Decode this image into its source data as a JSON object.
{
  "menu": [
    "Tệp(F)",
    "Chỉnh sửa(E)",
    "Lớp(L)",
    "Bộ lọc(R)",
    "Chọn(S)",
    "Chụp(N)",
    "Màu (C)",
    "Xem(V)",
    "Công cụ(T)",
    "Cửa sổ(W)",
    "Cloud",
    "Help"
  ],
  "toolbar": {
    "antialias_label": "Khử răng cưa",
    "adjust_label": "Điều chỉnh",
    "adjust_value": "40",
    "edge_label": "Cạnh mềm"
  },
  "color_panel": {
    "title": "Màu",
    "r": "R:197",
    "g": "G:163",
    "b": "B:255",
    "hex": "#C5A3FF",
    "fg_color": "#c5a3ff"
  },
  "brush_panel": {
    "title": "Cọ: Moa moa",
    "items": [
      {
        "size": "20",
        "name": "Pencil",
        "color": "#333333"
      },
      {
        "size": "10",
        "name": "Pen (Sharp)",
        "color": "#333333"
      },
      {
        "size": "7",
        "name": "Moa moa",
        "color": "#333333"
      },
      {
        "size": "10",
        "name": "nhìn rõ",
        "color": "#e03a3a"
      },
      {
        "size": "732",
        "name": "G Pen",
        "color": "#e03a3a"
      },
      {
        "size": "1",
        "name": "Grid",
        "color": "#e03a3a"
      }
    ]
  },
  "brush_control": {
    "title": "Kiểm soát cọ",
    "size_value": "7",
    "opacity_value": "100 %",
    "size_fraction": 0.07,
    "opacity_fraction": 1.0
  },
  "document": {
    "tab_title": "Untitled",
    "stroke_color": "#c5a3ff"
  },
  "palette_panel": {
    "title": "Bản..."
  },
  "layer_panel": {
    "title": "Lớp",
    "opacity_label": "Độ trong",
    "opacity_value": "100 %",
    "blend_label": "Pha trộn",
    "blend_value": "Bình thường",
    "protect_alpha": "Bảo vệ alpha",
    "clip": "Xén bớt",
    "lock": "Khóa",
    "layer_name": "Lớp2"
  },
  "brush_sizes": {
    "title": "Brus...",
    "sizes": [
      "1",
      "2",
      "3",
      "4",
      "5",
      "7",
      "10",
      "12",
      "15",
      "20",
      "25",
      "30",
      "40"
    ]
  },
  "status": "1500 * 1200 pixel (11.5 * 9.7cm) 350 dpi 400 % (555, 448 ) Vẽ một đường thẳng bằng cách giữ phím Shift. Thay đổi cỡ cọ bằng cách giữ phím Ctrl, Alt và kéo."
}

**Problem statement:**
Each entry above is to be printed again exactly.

**Solution for this exercise:**
Decode this image into its source data as a JSON object.
{
  "menu": [
    "Tệp(F)",
    "Chỉnh sửa(E)",
    "Lớp(L)",
    "Bộ lọc(R)",
    "Chọn(S)",
    "Chụp(N)",
    "Màu (C)",
    "Xem(V)",
    "Công cụ(T)",
    "Cửa sổ(W)",
    "Cloud",
    "Help"
  ],
  "toolbar": {
    "antialias_label": "Khử răng cưa",
    "adjust_label": "Điều chỉnh",
    "adjust_value": "40",
    "edge_label": "Cạnh mềm"
  },
  "color_panel": {
    "title": "Màu",
    "r": "R:197",
    "g": "G:163",
    "b": "B:255",
    "hex": "#C5A3FF",
    "fg_color": "#c5a3ff"
  },
  "brush_panel": {
    "title": "Cọ: Moa moa",
    "items": [
      {
        "size": "20",
        "name": "Pencil",
        "color": "#333333"
      },
      {
        "size": "10",
        "name": "Pen (Sharp)",
        "color": "#333333"
      },
      {
        "size": "7",
        "name": "Moa moa",
        "color": "#333333"
      },
      {
        "size": "10",
        "name": "nhìn rõ",
        "color": "#e03a3a"
      },
      {
        "size": "732",
        "name": "G Pen",
        "color": "#e03a3a"
      },
      {
        "size": "1",
        "name": "Grid",
        "color": "#e03a3a"
      }
    ]
  },
  "brush_control": {
    "title": "Kiểm soát cọ",
    "size_value": "7",
    "opacity_value": "100 %",
    "size_fraction": 0.07,
    "opacity_fraction": 1.0
  },
  "document": {
    "tab_title": "Untitled",
    "stroke_color": "#c5a3ff"
  },
  "palette_panel": {
    "title": "Bản..."
  },
  "layer_panel": {
    "title": "Lớp",
    "opacity_label": "Độ trong",
    "opacity_value": "100 %",
    "blend_label": "Pha trộn",
    "blend_value": "Bình thường",
    "protect_alpha": "Bảo vệ alpha",
    "clip": "Xén bớt",
    "lock": "Khóa",
    "layer_name": "Lớp2"
  },
  "brush_sizes": {
    "title": "Brus...",
    "sizes": [
      "1",
      "2",
      "3",
      "4",
      "5",
      "7",
      "10",
      "12",
      "15",
      "20",
      "25",
      "30",
      "40"
    ]
  },
  "status": "1500 * 1200 pixel (11.5 * 9.7cm) 350 dpi 400 % (555, 448 ) Vẽ một đường thẳng bằng cách giữ phím Shift. Thay đổi cỡ cọ bằng cách giữ phím Ctrl, Alt và kéo."
}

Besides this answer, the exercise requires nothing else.